- **Work task**
Only lines holding the word "each" should be copied from the material.

- **Exercise input**
□ □ □ □
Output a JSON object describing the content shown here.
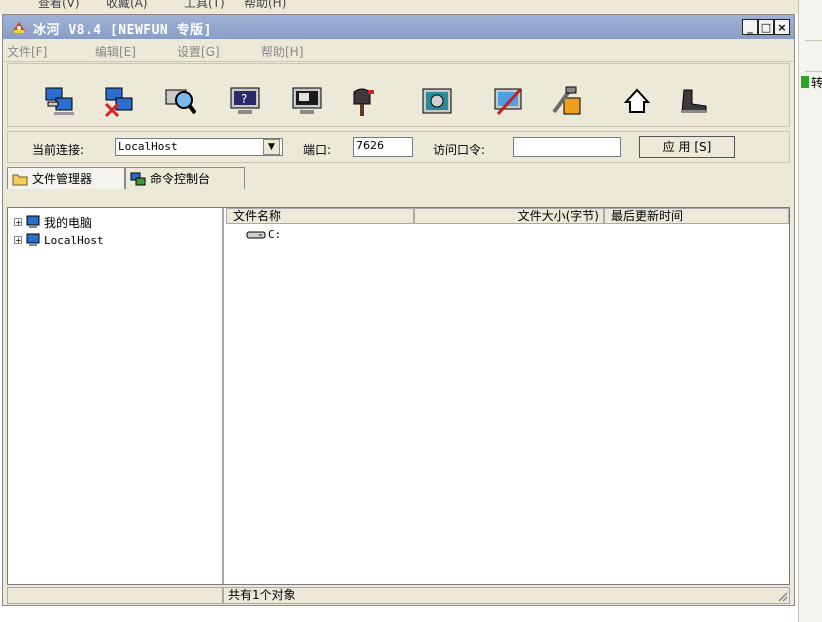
{
  "background_menu": {
    "items": [
      "查看(V)",
      "收藏(A)",
      "工具(T)",
      "帮助(H)"
    ],
    "right_char": "转"
  },
  "window": {
    "title": "冰河 V8.4 [NEWFUN 专版]",
    "buttons": {
      "minimize": "_",
      "maximize": "□",
      "close": "×"
    }
  },
  "menubar": {
    "items": [
      "文件[F]",
      "编辑[E]",
      "设置[G]",
      "帮助[H]"
    ]
  },
  "toolbar": {
    "icons": [
      "connect-computer-icon",
      "disconnect-computer-icon",
      "search-computer-icon",
      "help-monitor-icon",
      "screen-capture-icon",
      "mailbox-icon",
      "control-panel-icon",
      "config-server-icon",
      "tools-icon",
      "home-icon",
      "exit-boot-icon"
    ]
  },
  "connection": {
    "current_label": "当前连接:",
    "current_value": "LocalHost",
    "port_label": "端口:",
    "port_value": "7626",
    "password_label": "访问口令:",
    "password_value": "",
    "apply_label": "应 用 [S]"
  },
  "tabs": [
    {
      "label": "文件管理器",
      "icon": "folder-icon",
      "active": true
    },
    {
      "label": "命令控制台",
      "icon": "console-icon",
      "active": false
    }
  ],
  "tree": [
    {
      "label": "我的电脑",
      "expander": "+"
    },
    {
      "label": "LocalHost",
      "expander": "+"
    }
  ],
  "list": {
    "columns": [
      "文件名称",
      "文件大小(字节)",
      "最后更新时间"
    ],
    "rows": [
      {
        "name": "C:"
      }
    ]
  },
  "status": {
    "left": "",
    "message": "共有1个对象"
  }
}
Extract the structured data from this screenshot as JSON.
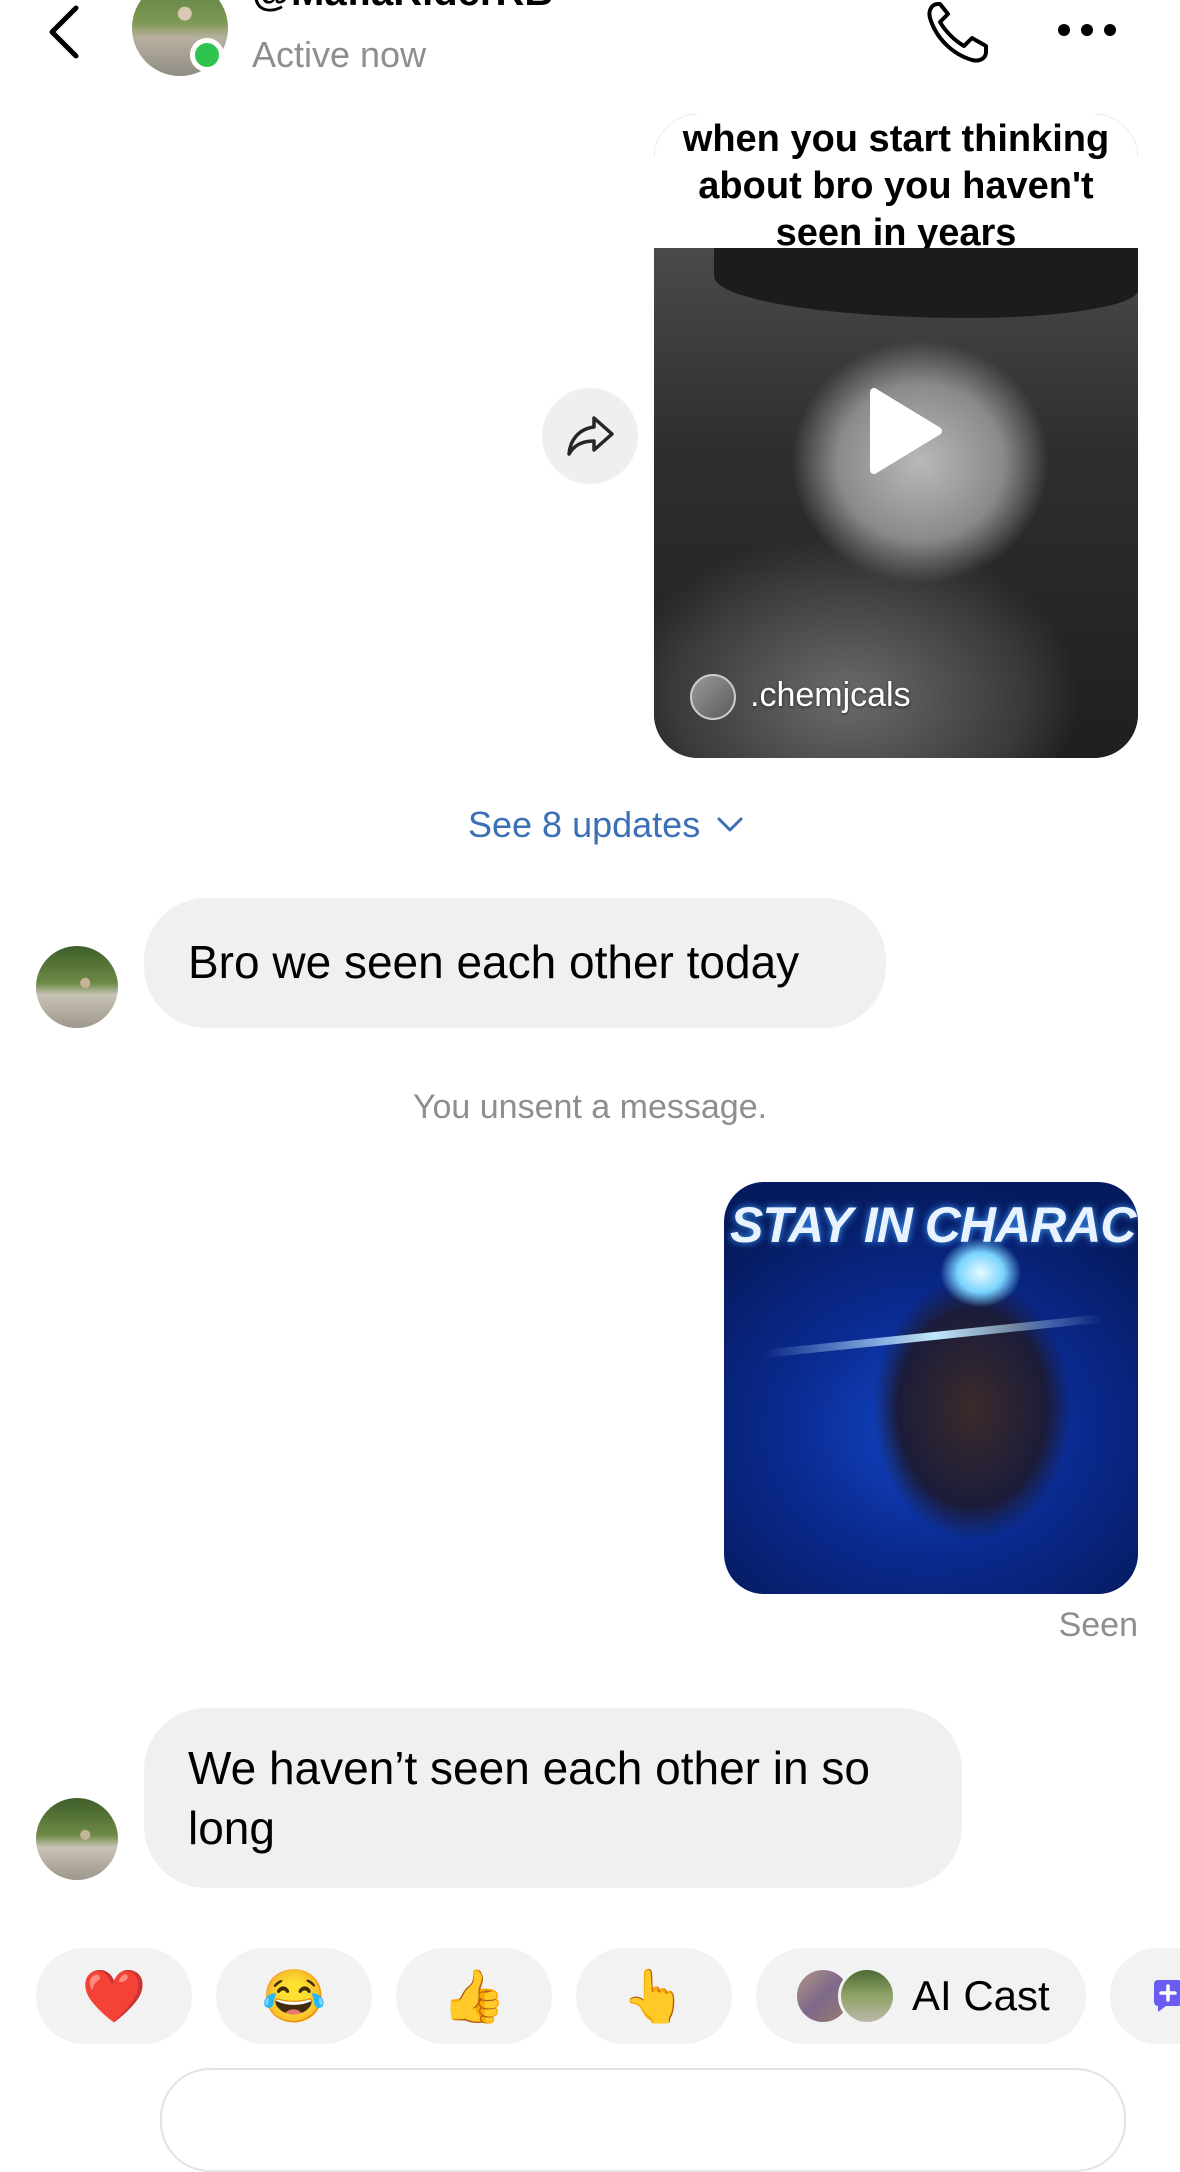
{
  "header": {
    "handle": "@MafiaRiderRB",
    "status": "Active now",
    "icons": [
      "back-icon",
      "phone-icon",
      "more-icon"
    ]
  },
  "reel": {
    "caption": "when you start thinking about bro you haven't seen in years",
    "source": ".chemjcals",
    "icons": [
      "play-icon",
      "share-icon"
    ]
  },
  "see_updates": "See 8 updates",
  "messages": [
    {
      "from": "contact",
      "text": "Bro we seen each other today"
    },
    {
      "from": "system",
      "text": "You unsent a message."
    },
    {
      "from": "me",
      "type": "image",
      "image_text": "STAY IN CHARACTER"
    },
    {
      "from": "contact",
      "text": "We haven’t seen each other in so long"
    }
  ],
  "seen_label": "Seen",
  "reactions": {
    "heart": "❤️",
    "laugh": "😂",
    "thumbs_up": "👍",
    "pointing": "👆",
    "ai_cast": "AI Cast"
  },
  "colors": {
    "online": "#2fc44f",
    "link": "#3b6fb6",
    "bubble": "#f0f0f0",
    "muted": "#8e8e8e"
  }
}
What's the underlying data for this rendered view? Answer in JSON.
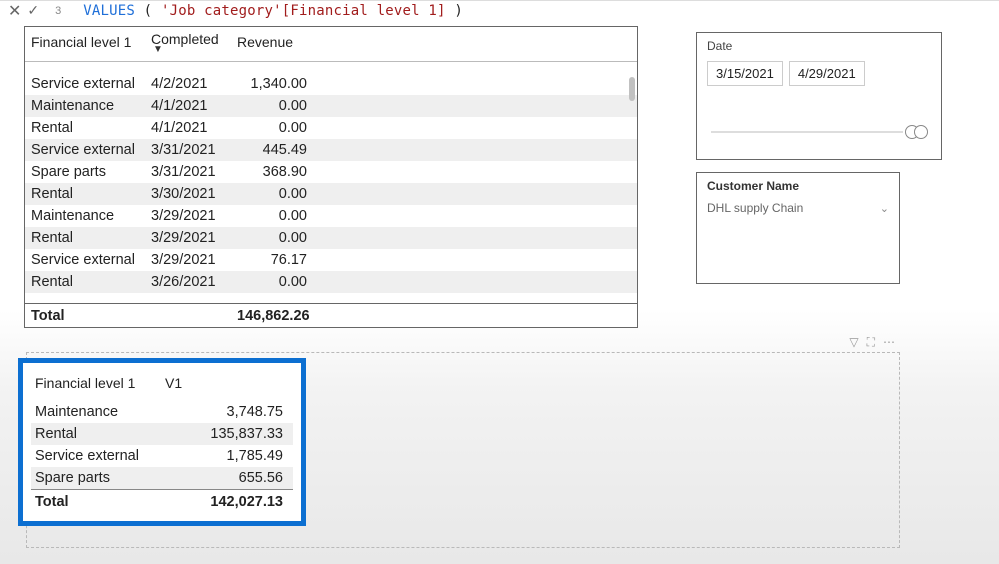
{
  "formula": {
    "line_no": "3",
    "keyword": "VALUES",
    "arg": "'Job category'[Financial level 1]"
  },
  "detail": {
    "headers": {
      "c0": "Financial level 1",
      "c1": "Completed",
      "c2": "Revenue"
    },
    "rows": [
      {
        "cat": "Service external",
        "date": "4/2/2021",
        "rev": "1,340.00"
      },
      {
        "cat": "Maintenance",
        "date": "4/1/2021",
        "rev": "0.00"
      },
      {
        "cat": "Rental",
        "date": "4/1/2021",
        "rev": "0.00"
      },
      {
        "cat": "Service external",
        "date": "3/31/2021",
        "rev": "445.49"
      },
      {
        "cat": "Spare parts",
        "date": "3/31/2021",
        "rev": "368.90"
      },
      {
        "cat": "Rental",
        "date": "3/30/2021",
        "rev": "0.00"
      },
      {
        "cat": "Maintenance",
        "date": "3/29/2021",
        "rev": "0.00"
      },
      {
        "cat": "Rental",
        "date": "3/29/2021",
        "rev": "0.00"
      },
      {
        "cat": "Service external",
        "date": "3/29/2021",
        "rev": "76.17"
      },
      {
        "cat": "Rental",
        "date": "3/26/2021",
        "rev": "0.00"
      }
    ],
    "total_label": "Total",
    "total_value": "146,862.26"
  },
  "date_slicer": {
    "label": "Date",
    "from": "3/15/2021",
    "to": "4/29/2021"
  },
  "customer_slicer": {
    "label": "Customer Name",
    "value": "DHL supply Chain"
  },
  "summary": {
    "headers": {
      "c0": "Financial level 1",
      "c1": "V1"
    },
    "rows": [
      {
        "cat": "Maintenance",
        "val": "3,748.75"
      },
      {
        "cat": "Rental",
        "val": "135,837.33"
      },
      {
        "cat": "Service external",
        "val": "1,785.49"
      },
      {
        "cat": "Spare parts",
        "val": "655.56"
      }
    ],
    "total_label": "Total",
    "total_value": "142,027.13"
  },
  "toolbar": {
    "filter": "▽",
    "focus": "⛶",
    "more": "⋯"
  }
}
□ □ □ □
- **Result**
      "text": "Bro we seen each other today"
      "text": "We haven’t seen each other in so long"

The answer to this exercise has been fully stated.